 A Kollontai Women Workers Struggle for their Rights Falling Wall Press 1973 p13.
 The question of equal pay rarely arose since female wages a much higher proportion of male wages than was in general the case in most European countries. Male wages were in general a bare minimal level since the working class had few political rights to organise or struggle for higher wages.
 K Zetkin ‘Memories of Lenin’ from Lenin On the Emancipation of Women op cit p98.
 A Kollontai op cit pp13-14.
 On the Emancipation of Women op cit p110.
 Cited in Thonnessen op cit p105.
 See R Strachey The Cause G Bell & Sons 1928 p372.
 For other criticisms of the CPGB’s ideological weakness, see Lenin on Britain Lawrence & Wishart.
 Bulletin of the 4th Congress of the Comintern Moscow 4 December 1922 p3.
 The Communist journal of the CPGB 1924.
 L Trotsky Problems of Everyday Life Monad Press 1973 p81.
 Platform of the Joint Opposition 1927 New Park Publications 1973 p15.
 Shulamith Firestone is the main exponent of this reactionary view.
 This was a headline from the first issue of NAC News, Summer 1975.
 At the October 1975 Conference of NAC, none of the participating groups with the exception of the RCG opposed this slogan. The WSL has recently changed its position from one of ‘complete support’ for the slogan to opposition on the grounds that it ‘clouds the issue’. They have not accounted for this change as yet. See Socialist Press 19 May 1976.
 Women Workers 1972 Trade Union Congress pp69-70,
 TUC Report 1975, Trade Union Congress p369.
 Ken Gill Comment 9 August 1975.
 Morning Star 3 January 1976.
 Link, Communist Party women’s journal Summer 1976 pp3-4.
 Women’s Voice October 1976 p3.
 Women’s Charter, paper of the Working Women’s Charter Campaign, Summer 1976.
 Morning Star 17 December 1975.
 See Comment 10 January 1976 onwards. Also Link Summer 1976.
 See Comment 29 November/13 December 1975.
 Comment 10 January 1976.
 See Comment 21 February and May 1976. Also Link Summer 1976.
 See The Sex Discrimination Act and the Struggle for Women’s Rights IMG pamphlet 1976 p22.
 Founded in March 1974.
 Planning Committee Resolution to 28 February 1976 Conference.
 Socialist Press 28 July 1976.
 Planning Committee Resolution op cit.
 Bulletin of the 4th Congress of the Comintern op cit.
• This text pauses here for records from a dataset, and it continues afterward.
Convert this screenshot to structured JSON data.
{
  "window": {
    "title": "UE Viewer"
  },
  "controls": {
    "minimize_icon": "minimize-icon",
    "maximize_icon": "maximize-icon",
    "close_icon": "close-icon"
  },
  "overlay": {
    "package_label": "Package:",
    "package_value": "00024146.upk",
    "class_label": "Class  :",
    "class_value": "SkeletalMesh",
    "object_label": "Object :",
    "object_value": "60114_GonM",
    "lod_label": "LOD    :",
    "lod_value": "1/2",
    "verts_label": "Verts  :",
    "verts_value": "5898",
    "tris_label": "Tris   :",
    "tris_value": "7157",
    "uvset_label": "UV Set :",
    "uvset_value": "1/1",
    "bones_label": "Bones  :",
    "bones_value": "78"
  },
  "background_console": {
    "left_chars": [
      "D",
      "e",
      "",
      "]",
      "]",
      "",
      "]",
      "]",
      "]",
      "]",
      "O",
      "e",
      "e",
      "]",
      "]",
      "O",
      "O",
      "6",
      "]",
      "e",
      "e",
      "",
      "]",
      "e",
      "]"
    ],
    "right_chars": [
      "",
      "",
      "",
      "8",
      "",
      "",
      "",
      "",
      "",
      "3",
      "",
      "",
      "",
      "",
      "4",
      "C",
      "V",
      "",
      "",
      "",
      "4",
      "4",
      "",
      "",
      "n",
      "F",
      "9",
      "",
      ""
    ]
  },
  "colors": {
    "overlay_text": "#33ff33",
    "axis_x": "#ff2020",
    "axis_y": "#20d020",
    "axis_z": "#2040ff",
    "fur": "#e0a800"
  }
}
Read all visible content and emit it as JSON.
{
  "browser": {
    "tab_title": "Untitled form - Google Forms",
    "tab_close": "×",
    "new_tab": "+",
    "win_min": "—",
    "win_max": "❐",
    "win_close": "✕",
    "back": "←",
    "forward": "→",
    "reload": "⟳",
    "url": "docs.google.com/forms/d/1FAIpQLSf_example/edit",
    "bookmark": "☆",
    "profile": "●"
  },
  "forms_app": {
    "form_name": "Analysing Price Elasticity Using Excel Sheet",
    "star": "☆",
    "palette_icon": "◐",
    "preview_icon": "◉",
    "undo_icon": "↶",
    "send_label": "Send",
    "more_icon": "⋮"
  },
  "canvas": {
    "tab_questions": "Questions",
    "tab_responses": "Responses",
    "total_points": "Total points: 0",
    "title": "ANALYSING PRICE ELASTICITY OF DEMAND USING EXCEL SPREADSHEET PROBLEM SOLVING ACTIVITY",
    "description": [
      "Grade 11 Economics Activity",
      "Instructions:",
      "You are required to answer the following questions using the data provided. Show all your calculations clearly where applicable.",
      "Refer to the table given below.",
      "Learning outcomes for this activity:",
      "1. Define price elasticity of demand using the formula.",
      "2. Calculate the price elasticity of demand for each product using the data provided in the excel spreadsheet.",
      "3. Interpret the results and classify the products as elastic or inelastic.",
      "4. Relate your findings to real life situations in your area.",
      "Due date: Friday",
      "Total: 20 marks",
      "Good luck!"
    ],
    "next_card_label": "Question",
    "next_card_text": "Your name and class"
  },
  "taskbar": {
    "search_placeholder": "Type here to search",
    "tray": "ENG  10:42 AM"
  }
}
If we compare these figures with say, the largest march mobilised by the National Abortion Campaign – 20,000 – we have an indication of the entirely different conditions in the 1920s and today.